The best part was the feedback we received almost immediately: customers were so grateful to be able to see their data live, but they also wanted to be able to graph all of their data dynamically. Software is never really finished, so the launch of the live data monitoring was really just a step towards additional features our customers wanted and needed. It was a huge engineering effort to get to that next step, but we did recently launch our new website where customers can now dynamically view and graph all of their data.

Again, the feedback we received from users was immensely gratifying. People told us that the new design was “beautiful,” or that it was “perfect, and just what I wanted.” It gave me such a warm and fuzzy feeling, and so much satisfaction, to be building tools that were adding value for our customers in their day to day work. Honestly, I blushed.


Max: I appreciate how such positive praise could make your work feel so worthwhile after the fact, but wasn’t your initial goal to be excited about coming to work every day?

Satshabad: I am happy to report that I met my goal for 2019 of being excited about coming in to work at least 4 days a week, not because of the results of my work, but because the work itself is enjoyable. Instead of feeling like a cog in a giant machine, I intimately understood the context for our prioritization efforts through actual conversations with customers about their needs. When you have the knowledge of what your company needs to achieve and what your customers need to succeed, you can’t justify work that isn’t critically important. This knowledge - that what I am doing every day is so vital - is what fuels my excitement and motivates me to work my hardest every day and to enjoy it while doing it.

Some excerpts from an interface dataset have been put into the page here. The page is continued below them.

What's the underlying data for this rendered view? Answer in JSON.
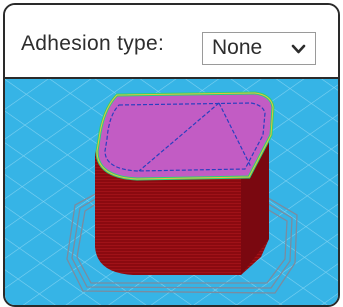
{
  "toolbar": {
    "label": "Adhesion type:",
    "select_value": "None"
  },
  "icons": {
    "dropdown": "chevron-down-icon"
  },
  "colors": {
    "bed": "#36b4e6",
    "bed_grid": "#7fd2f2",
    "model_wall": "#8b0a10",
    "model_top": "#c25cc4",
    "outline": "#2bd07a",
    "inner_path": "#2a3fbf",
    "skirt_lines": "#7a8ca0"
  }
}
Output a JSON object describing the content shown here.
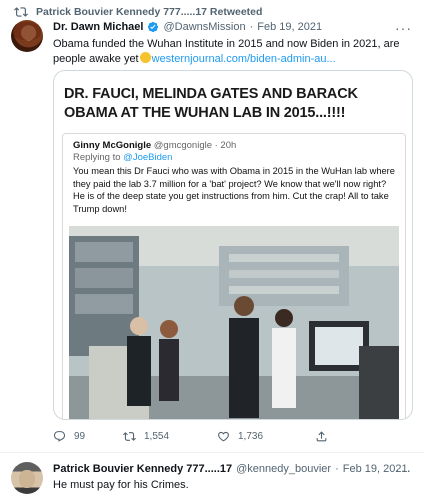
{
  "retweet_banner": {
    "text": "Patrick Bouvier Kennedy 777.....17 Retweeted"
  },
  "tweet1": {
    "author_name": "Dr. Dawn Michael",
    "handle": "@DawnsMission",
    "separator": "·",
    "date": "Feb 19, 2021",
    "text_line1": "Obama funded the Wuhan Institute in 2015 and now Biden in 2021, are",
    "text_line2_prefix": "people awake yet",
    "emoji": "thinking-face",
    "link": "westernjournal.com/biden-admin-au...",
    "meme": {
      "title": "DR. FAUCI, MELINDA GATES AND BARACK OBAMA AT THE WUHAN LAB IN 2015...!!!!",
      "quoted_name": "Ginny McGonigle",
      "quoted_handle": "@gmcgonigle · 20h",
      "replying_prefix": "Replying to",
      "replying_to": "@JoeBiden",
      "quoted_text": "You mean this Dr Fauci who was with Obama in 2015 in the WuHan lab where they paid the lab 3.7 million for a 'bat' project? We know that we'll now right? He is of the deep state you get instructions from him. Cut the crap! All to take Trump down!"
    },
    "stats": {
      "replies": "99",
      "retweets": "1,554",
      "likes": "1,736"
    }
  },
  "tweet2": {
    "author_name": "Patrick Bouvier Kennedy 777.....17",
    "handle": "@kennedy_bouvier",
    "separator": "·",
    "date": "Feb 19, 2021",
    "text": "He must pay for his Crimes."
  },
  "colors": {
    "accent": "#1d9bf0",
    "secondary_text": "#536471",
    "verified": "#1d9bf0"
  }
}
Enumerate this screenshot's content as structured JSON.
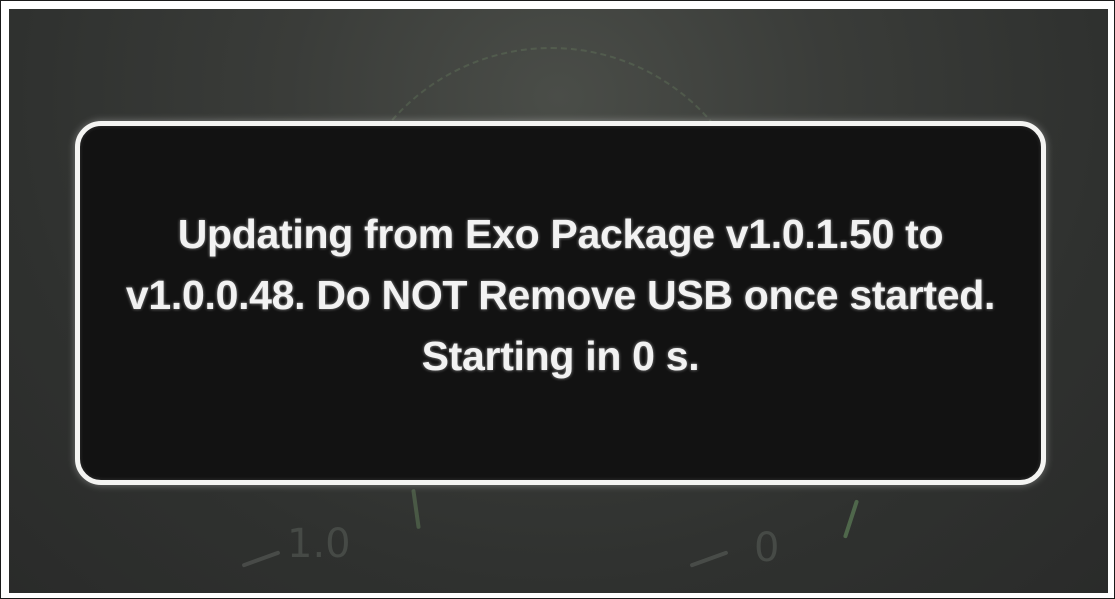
{
  "dialog": {
    "message": "Updating from Exo Package v1.0.1.50 to v1.0.0.48. Do NOT Remove USB once started. Starting in 0 s."
  },
  "gauge": {
    "left_label": "1.0",
    "right_label": "0"
  },
  "colors": {
    "background": "#2f312f",
    "dialog_fill": "#121212",
    "dialog_border": "#f4f4f2",
    "text": "#f2f2f2"
  }
}
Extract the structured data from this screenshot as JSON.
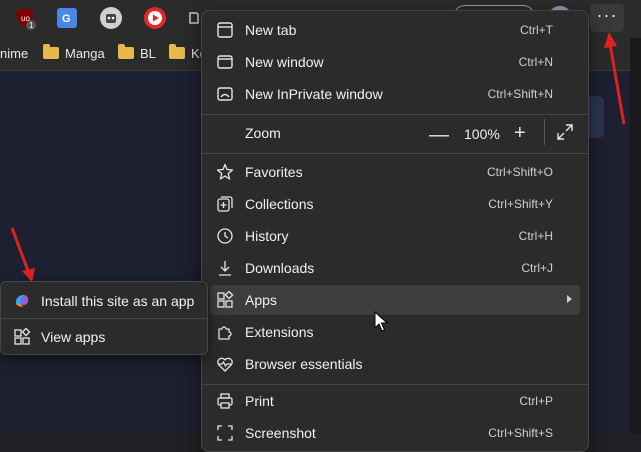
{
  "toolbar": {
    "extensions": [
      {
        "icon": "ublock-icon",
        "badge": "1"
      },
      {
        "icon": "google-translate-icon",
        "badge": "G"
      },
      {
        "icon": "robot-icon"
      },
      {
        "icon": "youtube-icon"
      },
      {
        "icon": "puzzle-icon"
      }
    ],
    "more_button_label": "···"
  },
  "bookmarks": [
    {
      "label": "nime",
      "folder": false
    },
    {
      "label": "Manga",
      "folder": true
    },
    {
      "label": "BL",
      "folder": true
    },
    {
      "label": "Ko",
      "folder": true
    }
  ],
  "menu": {
    "new_tab": {
      "label": "New tab",
      "shortcut": "Ctrl+T"
    },
    "new_window": {
      "label": "New window",
      "shortcut": "Ctrl+N"
    },
    "new_inprivate": {
      "label": "New InPrivate window",
      "shortcut": "Ctrl+Shift+N"
    },
    "zoom": {
      "label": "Zoom",
      "minus": "—",
      "value": "100%",
      "plus": "+"
    },
    "favorites": {
      "label": "Favorites",
      "shortcut": "Ctrl+Shift+O"
    },
    "collections": {
      "label": "Collections",
      "shortcut": "Ctrl+Shift+Y"
    },
    "history": {
      "label": "History",
      "shortcut": "Ctrl+H"
    },
    "downloads": {
      "label": "Downloads",
      "shortcut": "Ctrl+J"
    },
    "apps": {
      "label": "Apps"
    },
    "extensions": {
      "label": "Extensions"
    },
    "browser_essentials": {
      "label": "Browser essentials"
    },
    "print": {
      "label": "Print",
      "shortcut": "Ctrl+P"
    },
    "screenshot": {
      "label": "Screenshot",
      "shortcut": "Ctrl+Shift+S"
    }
  },
  "apps_submenu": {
    "install": {
      "label": "Install this site as an app"
    },
    "view": {
      "label": "View apps"
    }
  },
  "colors": {
    "menu_bg": "#2b2b2b",
    "hover_bg": "#3d3d3d",
    "annotation_arrow": "#e02020"
  }
}
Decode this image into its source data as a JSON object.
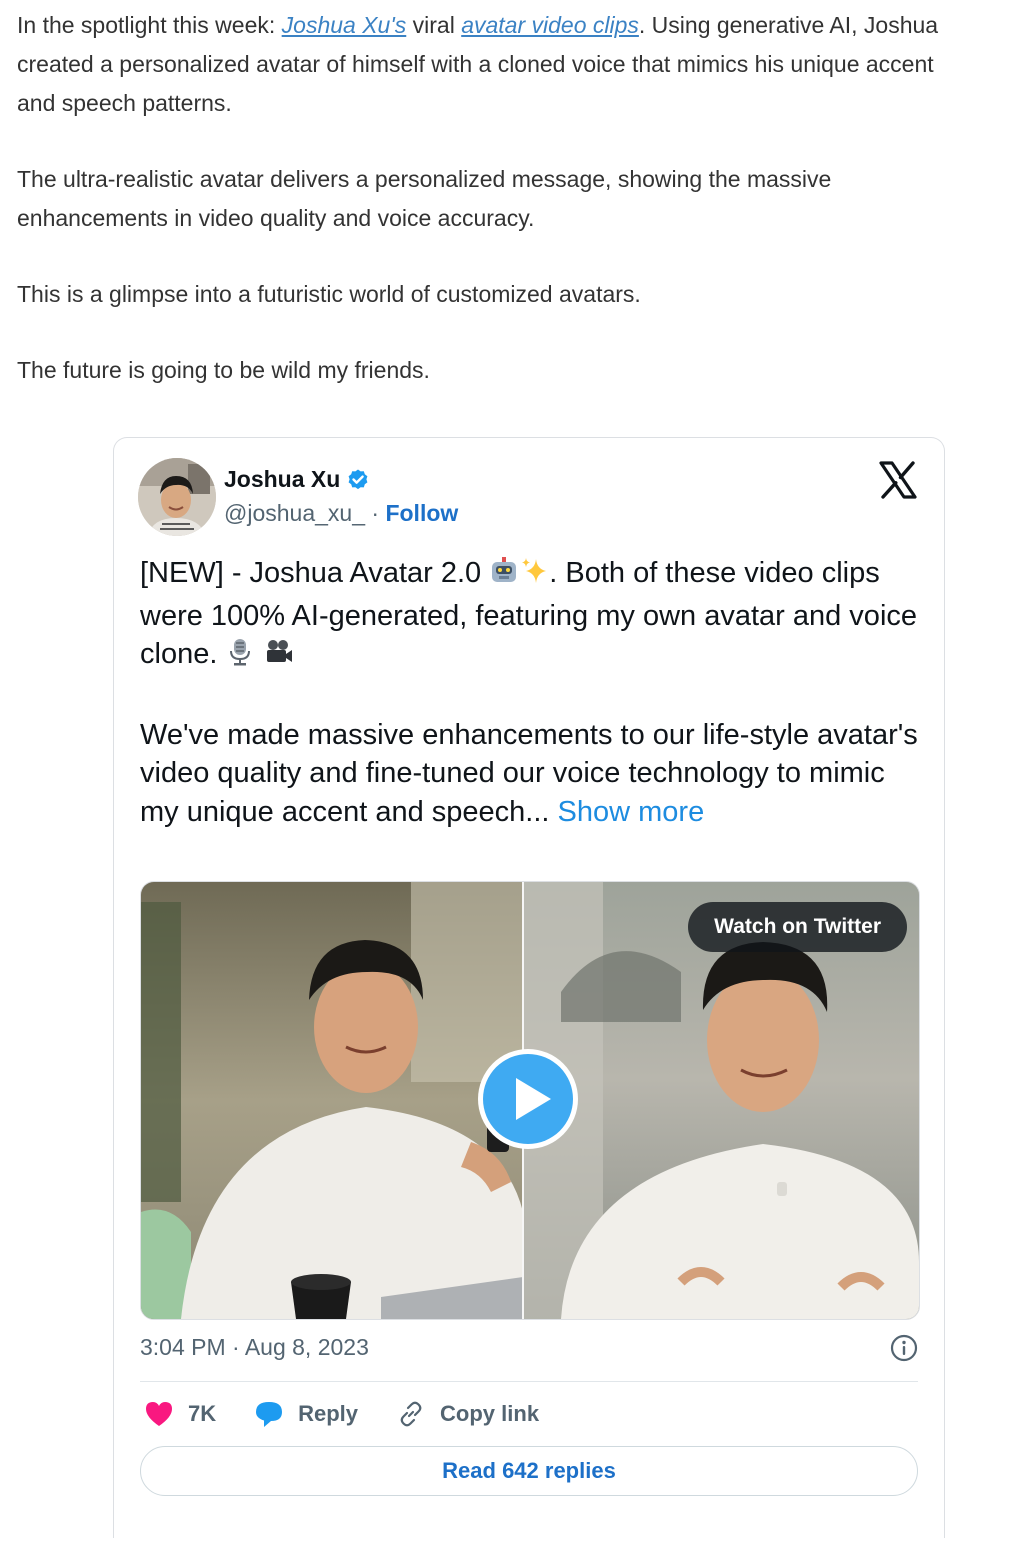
{
  "article": {
    "p1_prefix": "In the spotlight this week: ",
    "p1_link1": "Joshua Xu's",
    "p1_mid": " viral ",
    "p1_link2": "avatar video clips",
    "p1_suffix": ". Using generative AI, Joshua created a personalized avatar of himself with a cloned voice that mimics his unique accent and speech patterns.",
    "p2": "The ultra-realistic avatar delivers a personalized message, showing the massive enhancements in video quality and voice accuracy.",
    "p3": "This is a glimpse into a futuristic world of customized avatars.",
    "p4": "The future is going to be wild my friends."
  },
  "tweet": {
    "author_name": "Joshua Xu",
    "handle": "@joshua_xu_",
    "separator": " · ",
    "follow_label": "Follow",
    "text_p1_a": "[NEW] - Joshua Avatar 2.0 ",
    "text_p1_b": ". Both of these video clips were 100% AI-generated, featuring my own avatar and voice clone. ",
    "text_p2": "We've made massive enhancements to our life-style avatar's video quality and fine-tuned our voice technology to mimic my unique accent and speech... ",
    "show_more": "Show more",
    "watch_label": "Watch on Twitter",
    "timestamp": "3:04 PM · Aug 8, 2023",
    "likes": "7K",
    "reply_label": "Reply",
    "copy_link_label": "Copy link",
    "read_replies_label": "Read 642 replies"
  },
  "colors": {
    "link": "#3b82c4",
    "follow": "#1d70c8",
    "show_more": "#1d8ce0",
    "heart": "#f91880",
    "reply_bubble": "#1d9bf0",
    "play_button": "#1d9bf0"
  },
  "icons": [
    "verified-badge-icon",
    "x-logo-icon",
    "robot-emoji",
    "sparkles-emoji",
    "microphone-emoji",
    "movie-camera-emoji",
    "play-icon",
    "info-icon",
    "heart-icon",
    "reply-bubble-icon",
    "link-icon"
  ]
}
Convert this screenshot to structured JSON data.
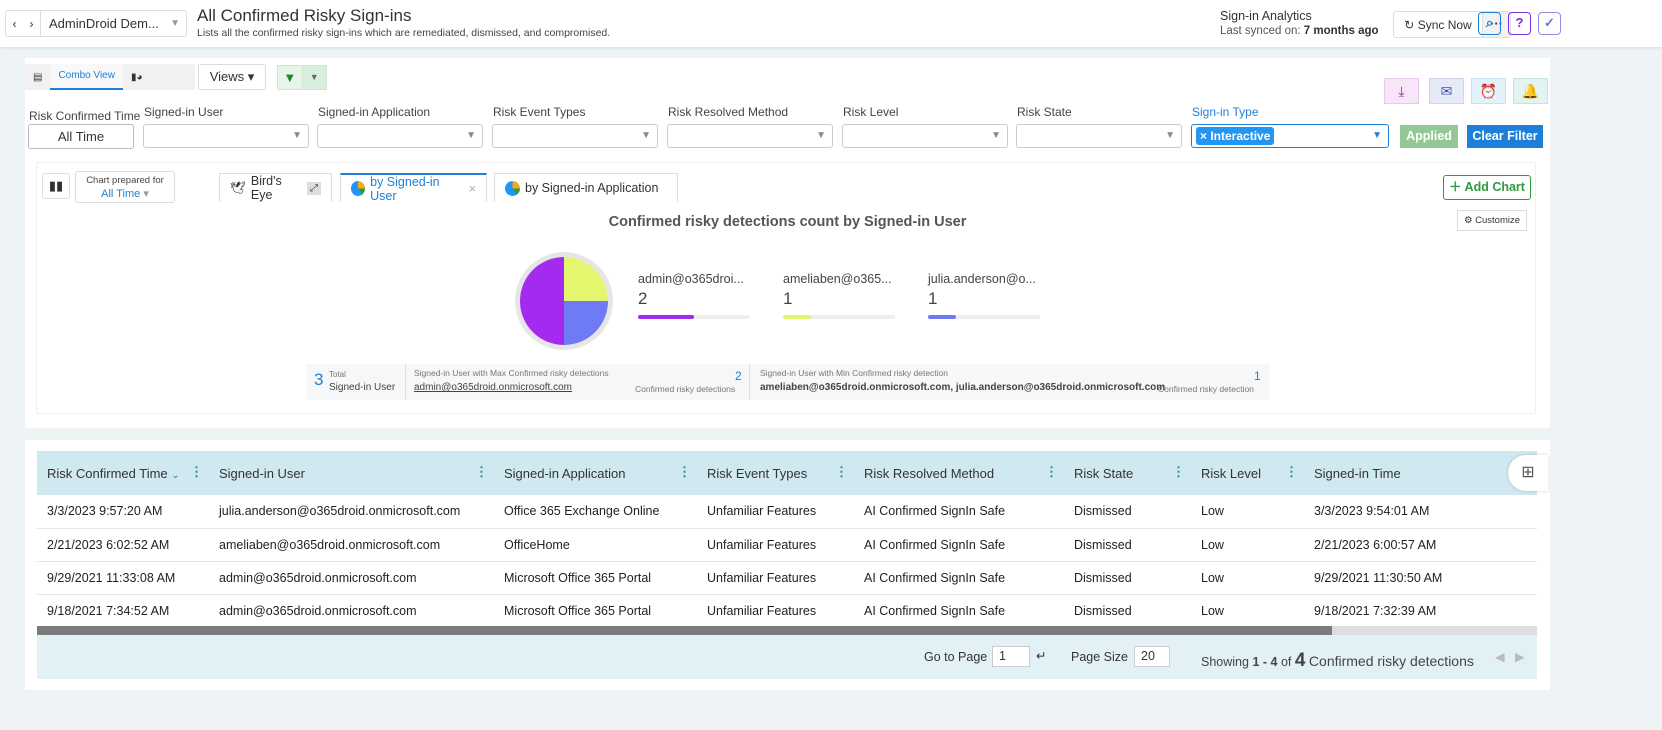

Another key aspect of having such a positive experience is that Matt has been an amazing manager. His style of management is to empower: he always asks me if there is anything he can take off of my plate to allow me to focus on the work that excites me the most. There is real trust there, and he gives me an incredible amount of autonomy and responsibility- I feel like I’m working at a “role level” that is way higher than anything I could have done while at Google.

I’m also seriously, seriously impressed by the integrity, kindness, and thoughtfulness of both Matt and Will in their approach to running the company.


Max: What is keeping you excited about your work these days? What projects are in the pipeline for you?

Satshabad: We’re already hard at work on the next version of the customer site! While everything we’ve done to date has enabled customers to monitor their process live and to dynamically graph their data, the designing of protocols has occurred outside of our software. Our goal is to make biomanufacturing R&D an entirely digital experience, mediated completely through our website, and so we’re working on building an interface now to enable customers to design their experiments directly through our software.

This is a huge undertaking and requires some really complex engineering and UX/UI work, but it has been a blast so far. I’m enjoying working on breaking down this massive project into smaller parts and thinking about what to build and in what order. We have so much more to go, and I look forward to working on it every day.